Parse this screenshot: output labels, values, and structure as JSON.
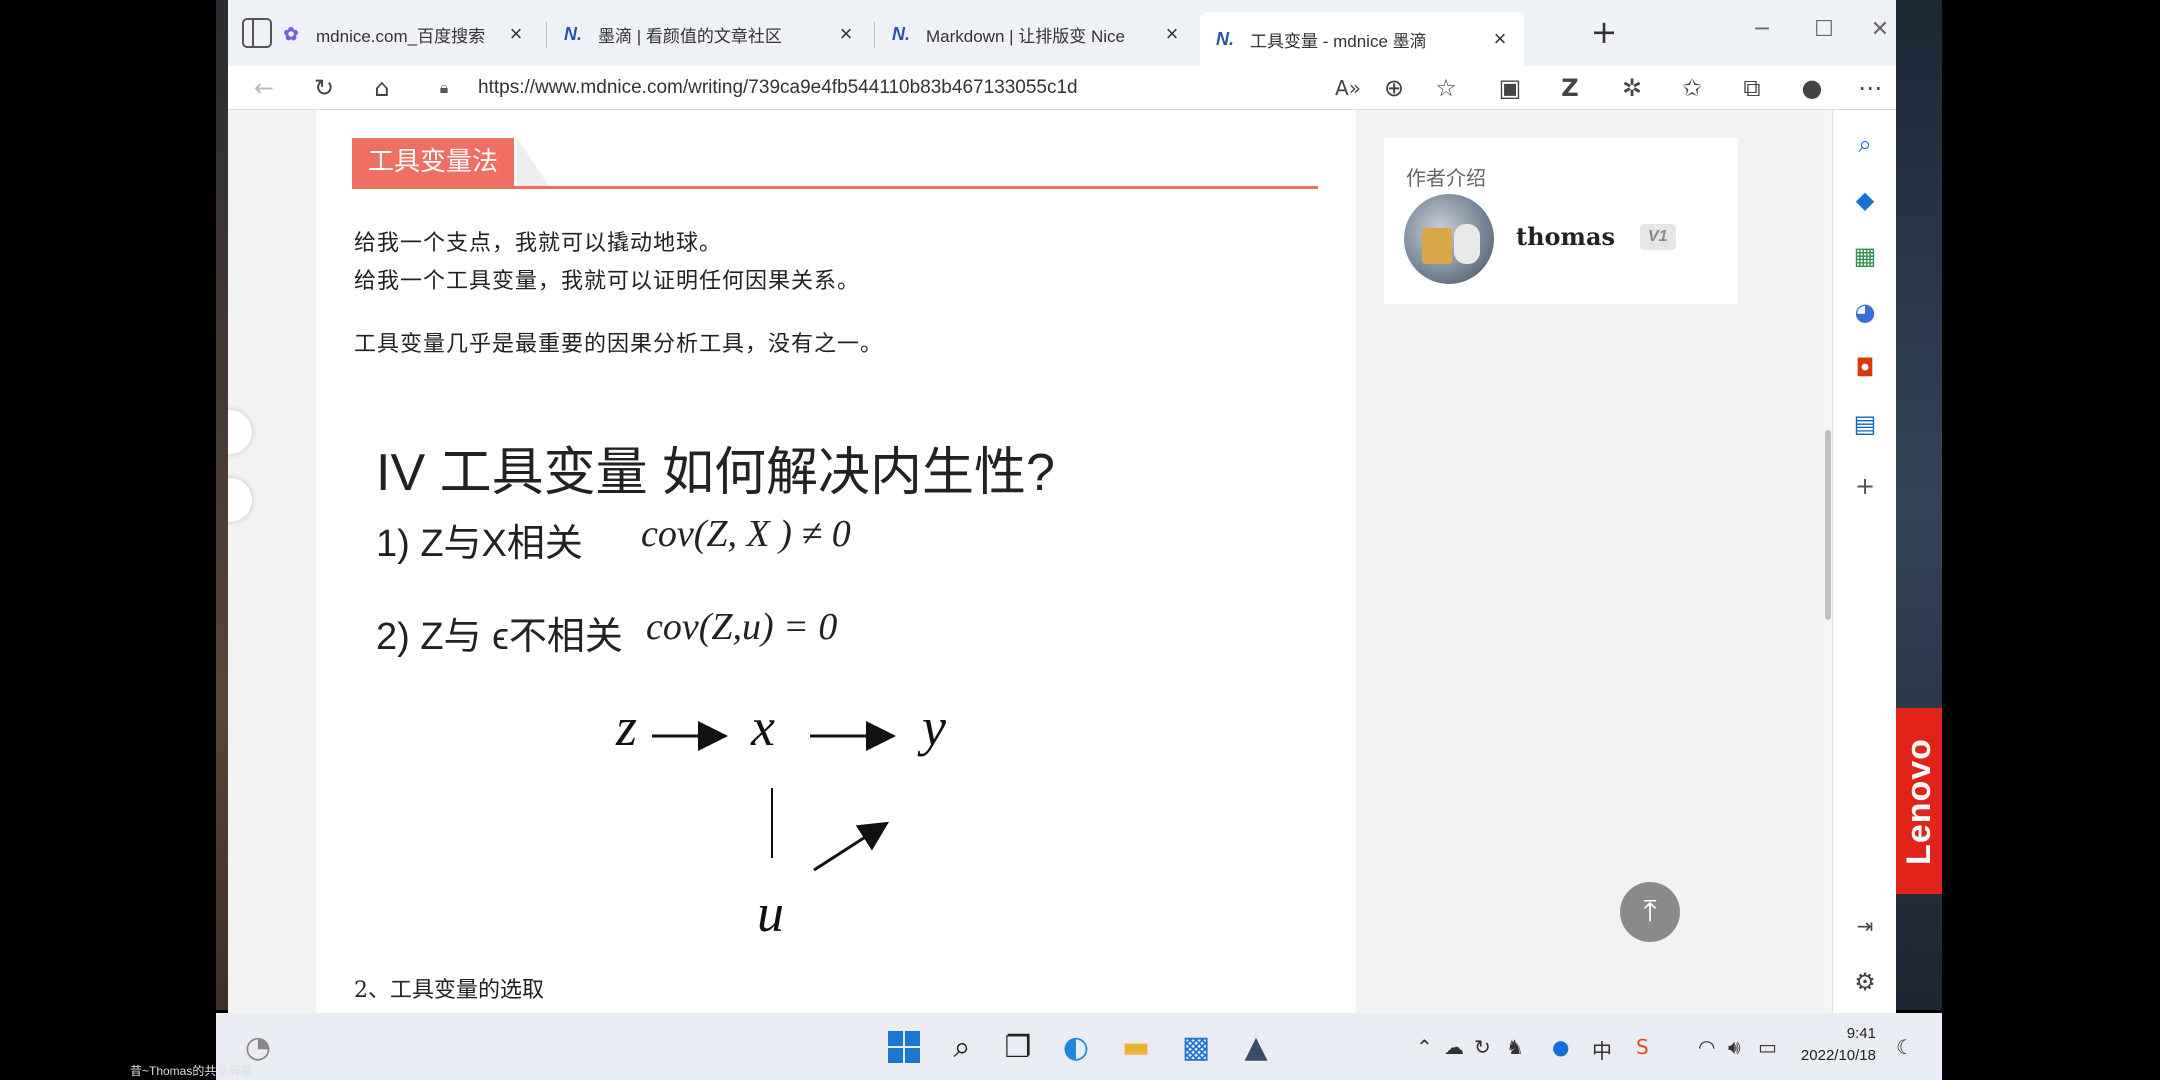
{
  "browser": {
    "tabs": [
      {
        "favicon": "baidu-paw-icon",
        "title": "mdnice.com_百度搜索",
        "active": false
      },
      {
        "favicon": "mdnice-n-icon",
        "title": "墨滴 | 看颜值的文章社区",
        "active": false
      },
      {
        "favicon": "mdnice-n-icon",
        "title": "Markdown | 让排版变 Nice",
        "active": false
      },
      {
        "favicon": "mdnice-n-icon",
        "title": "工具变量 - mdnice 墨滴",
        "active": true
      }
    ],
    "url": "https://www.mdnice.com/writing/739ca9e4fb544110b83b467133055c1d"
  },
  "article": {
    "section_badge": "工具变量法",
    "lines": [
      "给我一个支点，我就可以撬动地球。",
      "给我一个工具变量，我就可以证明任何因果关系。",
      "工具变量几乎是最重要的因果分析工具，没有之一。"
    ],
    "figure": {
      "title": "IV 工具变量 如何解决内生性?",
      "cond1": "1) Z与X相关",
      "eq1": "cov(Z, X ) ≠ 0",
      "cond2": "2) Z与 ϵ不相关",
      "eq2": "cov(Z,u) = 0",
      "node_z": "z",
      "node_x": "x",
      "node_y": "y",
      "node_u": "u"
    },
    "next_heading": "2、工具变量的选取"
  },
  "sidebar": {
    "label": "作者介绍",
    "author": "thomas",
    "level": "V1"
  },
  "taskbar": {
    "time": "9:41",
    "date": "2022/10/18",
    "ime": "中"
  },
  "desktop": {
    "brand": "Lenovo",
    "caption": "昔~Thomas的共享屏幕"
  }
}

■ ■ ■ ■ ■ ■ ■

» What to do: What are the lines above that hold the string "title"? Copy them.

» Written reply:
        "title": "mdnice.com_百度搜索",
        "title": "墨滴 | 看颜值的文章社区",
        "title": "Markdown | 让排版变 Nice",
        "title": "工具变量 - mdnice 墨滴",
      "title": "IV 工具变量 如何解决内生性?",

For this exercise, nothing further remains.